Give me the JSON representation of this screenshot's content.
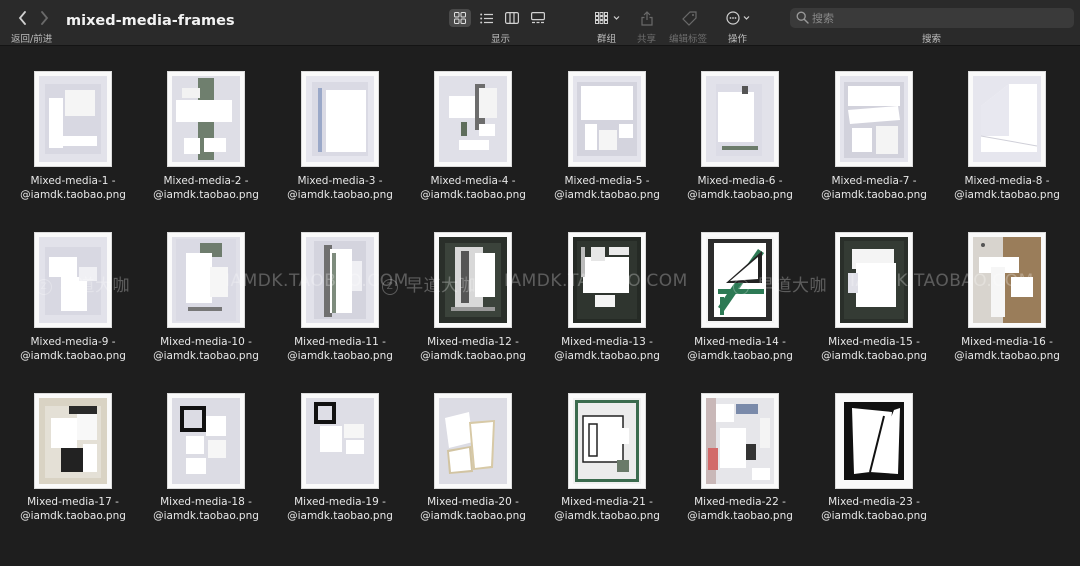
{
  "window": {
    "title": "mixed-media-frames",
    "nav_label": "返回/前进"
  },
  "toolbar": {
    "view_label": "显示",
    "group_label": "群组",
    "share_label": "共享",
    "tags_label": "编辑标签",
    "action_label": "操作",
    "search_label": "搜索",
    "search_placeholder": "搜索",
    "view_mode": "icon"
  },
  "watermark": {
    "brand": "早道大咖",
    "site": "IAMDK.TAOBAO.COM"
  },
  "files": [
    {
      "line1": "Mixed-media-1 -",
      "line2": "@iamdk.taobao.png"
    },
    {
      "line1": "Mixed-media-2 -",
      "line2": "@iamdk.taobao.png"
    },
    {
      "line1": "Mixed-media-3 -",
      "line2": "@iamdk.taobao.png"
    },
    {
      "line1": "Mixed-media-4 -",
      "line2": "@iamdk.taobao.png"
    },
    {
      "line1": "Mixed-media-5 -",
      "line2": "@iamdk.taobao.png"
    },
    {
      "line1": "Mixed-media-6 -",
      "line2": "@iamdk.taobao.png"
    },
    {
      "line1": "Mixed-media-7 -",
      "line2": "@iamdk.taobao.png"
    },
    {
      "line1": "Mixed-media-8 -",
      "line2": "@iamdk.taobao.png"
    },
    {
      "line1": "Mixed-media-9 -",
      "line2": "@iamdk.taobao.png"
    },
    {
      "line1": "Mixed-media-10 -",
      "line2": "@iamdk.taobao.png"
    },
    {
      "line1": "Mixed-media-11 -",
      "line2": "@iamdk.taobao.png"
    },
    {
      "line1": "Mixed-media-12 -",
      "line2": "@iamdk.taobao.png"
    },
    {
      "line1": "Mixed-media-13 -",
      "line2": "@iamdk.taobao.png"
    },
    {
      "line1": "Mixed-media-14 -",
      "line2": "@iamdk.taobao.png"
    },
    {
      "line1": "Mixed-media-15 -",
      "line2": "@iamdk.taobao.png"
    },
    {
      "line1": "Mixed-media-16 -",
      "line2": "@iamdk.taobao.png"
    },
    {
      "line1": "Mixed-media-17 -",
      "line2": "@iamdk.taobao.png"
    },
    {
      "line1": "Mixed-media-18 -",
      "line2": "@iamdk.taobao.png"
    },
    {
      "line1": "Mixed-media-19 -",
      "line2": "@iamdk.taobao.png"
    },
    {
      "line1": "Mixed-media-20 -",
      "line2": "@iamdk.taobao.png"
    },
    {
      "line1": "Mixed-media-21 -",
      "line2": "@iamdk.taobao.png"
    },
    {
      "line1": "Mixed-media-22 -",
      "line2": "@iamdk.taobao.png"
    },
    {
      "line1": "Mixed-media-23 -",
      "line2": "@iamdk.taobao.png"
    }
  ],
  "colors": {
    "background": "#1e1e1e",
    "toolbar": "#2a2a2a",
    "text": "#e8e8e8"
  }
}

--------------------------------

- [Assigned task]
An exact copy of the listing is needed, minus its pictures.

- [Solution for this task]
Give me the JSON representation of this screenshot's content.
{
  "window": {
    "title": "mixed-media-frames",
    "nav_label": "返回/前进"
  },
  "toolbar": {
    "view_label": "显示",
    "group_label": "群组",
    "share_label": "共享",
    "tags_label": "编辑标签",
    "action_label": "操作",
    "search_label": "搜索",
    "search_placeholder": "搜索",
    "view_mode": "icon"
  },
  "watermark": {
    "brand": "早道大咖",
    "site": "IAMDK.TAOBAO.COM"
  },
  "files": [
    {
      "line1": "Mixed-media-1 -",
      "line2": "@iamdk.taobao.png"
    },
    {
      "line1": "Mixed-media-2 -",
      "line2": "@iamdk.taobao.png"
    },
    {
      "line1": "Mixed-media-3 -",
      "line2": "@iamdk.taobao.png"
    },
    {
      "line1": "Mixed-media-4 -",
      "line2": "@iamdk.taobao.png"
    },
    {
      "line1": "Mixed-media-5 -",
      "line2": "@iamdk.taobao.png"
    },
    {
      "line1": "Mixed-media-6 -",
      "line2": "@iamdk.taobao.png"
    },
    {
      "line1": "Mixed-media-7 -",
      "line2": "@iamdk.taobao.png"
    },
    {
      "line1": "Mixed-media-8 -",
      "line2": "@iamdk.taobao.png"
    },
    {
      "line1": "Mixed-media-9 -",
      "line2": "@iamdk.taobao.png"
    },
    {
      "line1": "Mixed-media-10 -",
      "line2": "@iamdk.taobao.png"
    },
    {
      "line1": "Mixed-media-11 -",
      "line2": "@iamdk.taobao.png"
    },
    {
      "line1": "Mixed-media-12 -",
      "line2": "@iamdk.taobao.png"
    },
    {
      "line1": "Mixed-media-13 -",
      "line2": "@iamdk.taobao.png"
    },
    {
      "line1": "Mixed-media-14 -",
      "line2": "@iamdk.taobao.png"
    },
    {
      "line1": "Mixed-media-15 -",
      "line2": "@iamdk.taobao.png"
    },
    {
      "line1": "Mixed-media-16 -",
      "line2": "@iamdk.taobao.png"
    },
    {
      "line1": "Mixed-media-17 -",
      "line2": "@iamdk.taobao.png"
    },
    {
      "line1": "Mixed-media-18 -",
      "line2": "@iamdk.taobao.png"
    },
    {
      "line1": "Mixed-media-19 -",
      "line2": "@iamdk.taobao.png"
    },
    {
      "line1": "Mixed-media-20 -",
      "line2": "@iamdk.taobao.png"
    },
    {
      "line1": "Mixed-media-21 -",
      "line2": "@iamdk.taobao.png"
    },
    {
      "line1": "Mixed-media-22 -",
      "line2": "@iamdk.taobao.png"
    },
    {
      "line1": "Mixed-media-23 -",
      "line2": "@iamdk.taobao.png"
    }
  ],
  "colors": {
    "background": "#1e1e1e",
    "toolbar": "#2a2a2a",
    "text": "#e8e8e8"
  }
}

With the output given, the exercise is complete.